-- Opening Marker --
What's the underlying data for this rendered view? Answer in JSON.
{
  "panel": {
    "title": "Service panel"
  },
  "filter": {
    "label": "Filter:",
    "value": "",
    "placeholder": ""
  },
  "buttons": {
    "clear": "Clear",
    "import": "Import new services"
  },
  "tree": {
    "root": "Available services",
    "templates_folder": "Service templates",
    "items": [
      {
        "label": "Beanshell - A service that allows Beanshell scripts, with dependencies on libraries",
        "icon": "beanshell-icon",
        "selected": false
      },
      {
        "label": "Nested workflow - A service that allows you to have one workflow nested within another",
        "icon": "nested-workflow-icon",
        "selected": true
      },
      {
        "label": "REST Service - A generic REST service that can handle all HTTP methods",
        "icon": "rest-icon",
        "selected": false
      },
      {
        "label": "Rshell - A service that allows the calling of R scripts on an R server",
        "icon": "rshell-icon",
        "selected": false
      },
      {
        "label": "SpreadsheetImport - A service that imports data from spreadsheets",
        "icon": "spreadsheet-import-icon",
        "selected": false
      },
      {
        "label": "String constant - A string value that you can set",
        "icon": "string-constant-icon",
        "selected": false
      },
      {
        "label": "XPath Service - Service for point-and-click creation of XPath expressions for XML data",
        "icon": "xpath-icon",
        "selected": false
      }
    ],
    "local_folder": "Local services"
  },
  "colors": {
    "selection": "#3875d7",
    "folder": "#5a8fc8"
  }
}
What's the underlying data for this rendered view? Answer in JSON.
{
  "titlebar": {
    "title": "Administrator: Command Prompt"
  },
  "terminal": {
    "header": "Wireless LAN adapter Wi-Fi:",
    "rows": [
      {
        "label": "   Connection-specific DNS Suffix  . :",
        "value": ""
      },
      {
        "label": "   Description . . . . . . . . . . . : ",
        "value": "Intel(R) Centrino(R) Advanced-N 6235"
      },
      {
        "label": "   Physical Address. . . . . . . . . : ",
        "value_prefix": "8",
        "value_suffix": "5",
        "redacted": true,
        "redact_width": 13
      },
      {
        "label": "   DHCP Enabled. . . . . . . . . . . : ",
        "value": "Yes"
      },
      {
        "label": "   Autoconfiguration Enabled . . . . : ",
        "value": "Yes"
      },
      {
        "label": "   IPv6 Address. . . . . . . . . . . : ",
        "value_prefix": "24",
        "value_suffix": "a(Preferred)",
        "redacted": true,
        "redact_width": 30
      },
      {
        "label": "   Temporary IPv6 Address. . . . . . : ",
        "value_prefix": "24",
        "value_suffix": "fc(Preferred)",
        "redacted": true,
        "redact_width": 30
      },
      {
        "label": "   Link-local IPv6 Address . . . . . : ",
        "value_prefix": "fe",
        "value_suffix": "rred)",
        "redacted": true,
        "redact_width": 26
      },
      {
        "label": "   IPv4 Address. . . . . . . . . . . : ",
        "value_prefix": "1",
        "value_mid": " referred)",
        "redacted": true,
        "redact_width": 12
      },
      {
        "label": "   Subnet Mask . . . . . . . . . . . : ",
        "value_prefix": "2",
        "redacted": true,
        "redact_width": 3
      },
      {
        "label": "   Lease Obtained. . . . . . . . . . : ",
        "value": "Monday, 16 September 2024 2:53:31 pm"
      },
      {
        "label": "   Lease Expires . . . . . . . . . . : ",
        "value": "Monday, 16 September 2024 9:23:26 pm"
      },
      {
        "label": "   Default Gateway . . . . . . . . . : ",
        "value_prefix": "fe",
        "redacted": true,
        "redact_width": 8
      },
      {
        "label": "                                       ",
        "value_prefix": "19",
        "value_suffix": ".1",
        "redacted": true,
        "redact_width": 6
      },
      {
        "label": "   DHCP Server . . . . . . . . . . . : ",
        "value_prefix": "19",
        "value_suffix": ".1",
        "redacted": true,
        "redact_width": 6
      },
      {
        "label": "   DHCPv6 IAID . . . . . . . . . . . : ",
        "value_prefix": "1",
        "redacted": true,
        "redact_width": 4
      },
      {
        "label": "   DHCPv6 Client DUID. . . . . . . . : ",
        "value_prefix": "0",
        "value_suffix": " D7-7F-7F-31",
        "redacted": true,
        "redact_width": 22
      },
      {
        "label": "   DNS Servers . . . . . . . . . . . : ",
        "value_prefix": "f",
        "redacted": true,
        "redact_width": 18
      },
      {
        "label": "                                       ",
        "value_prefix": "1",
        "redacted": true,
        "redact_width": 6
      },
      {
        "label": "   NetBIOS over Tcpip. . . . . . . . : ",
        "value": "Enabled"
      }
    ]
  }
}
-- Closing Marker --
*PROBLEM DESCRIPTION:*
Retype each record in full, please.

*ANSWER BOX:*
What's the underlying data for this rendered view? Answer in JSON.
{
  "panel": {
    "title": "Service panel"
  },
  "filter": {
    "label": "Filter:",
    "value": "",
    "placeholder": ""
  },
  "buttons": {
    "clear": "Clear",
    "import": "Import new services"
  },
  "tree": {
    "root": "Available services",
    "templates_folder": "Service templates",
    "items": [
      {
        "label": "Beanshell - A service that allows Beanshell scripts, with dependencies on libraries",
        "icon": "beanshell-icon",
        "selected": false
      },
      {
        "label": "Nested workflow - A service that allows you to have one workflow nested within another",
        "icon": "nested-workflow-icon",
        "selected": true
      },
      {
        "label": "REST Service - A generic REST service that can handle all HTTP methods",
        "icon": "rest-icon",
        "selected": false
      },
      {
        "label": "Rshell - A service that allows the calling of R scripts on an R server",
        "icon": "rshell-icon",
        "selected": false
      },
      {
        "label": "SpreadsheetImport - A service that imports data from spreadsheets",
        "icon": "spreadsheet-import-icon",
        "selected": false
      },
      {
        "label": "String constant - A string value that you can set",
        "icon": "string-constant-icon",
        "selected": false
      },
      {
        "label": "XPath Service - Service for point-and-click creation of XPath expressions for XML data",
        "icon": "xpath-icon",
        "selected": false
      }
    ],
    "local_folder": "Local services"
  },
  "colors": {
    "selection": "#3875d7",
    "folder": "#5a8fc8"
  }
}
What's the underlying data for this rendered view? Answer in JSON.
{
  "titlebar": {
    "title": "Administrator: Command Prompt"
  },
  "terminal": {
    "header": "Wireless LAN adapter Wi-Fi:",
    "rows": [
      {
        "label": "   Connection-specific DNS Suffix  . :",
        "value": ""
      },
      {
        "label": "   Description . . . . . . . . . . . : ",
        "value": "Intel(R) Centrino(R) Advanced-N 6235"
      },
      {
        "label": "   Physical Address. . . . . . . . . : ",
        "value_prefix": "8",
        "value_suffix": "5",
        "redacted": true,
        "redact_width": 13
      },
      {
        "label": "   DHCP Enabled. . . . . . . . . . . : ",
        "value": "Yes"
      },
      {
        "label": "   Autoconfiguration Enabled . . . . : ",
        "value": "Yes"
      },
      {
        "label": "   IPv6 Address. . . . . . . . . . . : ",
        "value_prefix": "24",
        "value_suffix": "a(Preferred)",
        "redacted": true,
        "redact_width": 30
      },
      {
        "label": "   Temporary IPv6 Address. . . . . . : ",
        "value_prefix": "24",
        "value_suffix": "fc(Preferred)",
        "redacted": true,
        "redact_width": 30
      },
      {
        "label": "   Link-local IPv6 Address . . . . . : ",
        "value_prefix": "fe",
        "value_suffix": "rred)",
        "redacted": true,
        "redact_width": 26
      },
      {
        "label": "   IPv4 Address. . . . . . . . . . . : ",
        "value_prefix": "1",
        "value_mid": " referred)",
        "redacted": true,
        "redact_width": 12
      },
      {
        "label": "   Subnet Mask . . . . . . . . . . . : ",
        "value_prefix": "2",
        "redacted": true,
        "redact_width": 3
      },
      {
        "label": "   Lease Obtained. . . . . . . . . . : ",
        "value": "Monday, 16 September 2024 2:53:31 pm"
      },
      {
        "label": "   Lease Expires . . . . . . . . . . : ",
        "value": "Monday, 16 September 2024 9:23:26 pm"
      },
      {
        "label": "   Default Gateway . . . . . . . . . : ",
        "value_prefix": "fe",
        "redacted": true,
        "redact_width": 8
      },
      {
        "label": "                                       ",
        "value_prefix": "19",
        "value_suffix": ".1",
        "redacted": true,
        "redact_width": 6
      },
      {
        "label": "   DHCP Server . . . . . . . . . . . : ",
        "value_prefix": "19",
        "value_suffix": ".1",
        "redacted": true,
        "redact_width": 6
      },
      {
        "label": "   DHCPv6 IAID . . . . . . . . . . . : ",
        "value_prefix": "1",
        "redacted": true,
        "redact_width": 4
      },
      {
        "label": "   DHCPv6 Client DUID. . . . . . . . : ",
        "value_prefix": "0",
        "value_suffix": " D7-7F-7F-31",
        "redacted": true,
        "redact_width": 22
      },
      {
        "label": "   DNS Servers . . . . . . . . . . . : ",
        "value_prefix": "f",
        "redacted": true,
        "redact_width": 18
      },
      {
        "label": "                                       ",
        "value_prefix": "1",
        "redacted": true,
        "redact_width": 6
      },
      {
        "label": "   NetBIOS over Tcpip. . . . . . . . : ",
        "value": "Enabled"
      }
    ]
  }
}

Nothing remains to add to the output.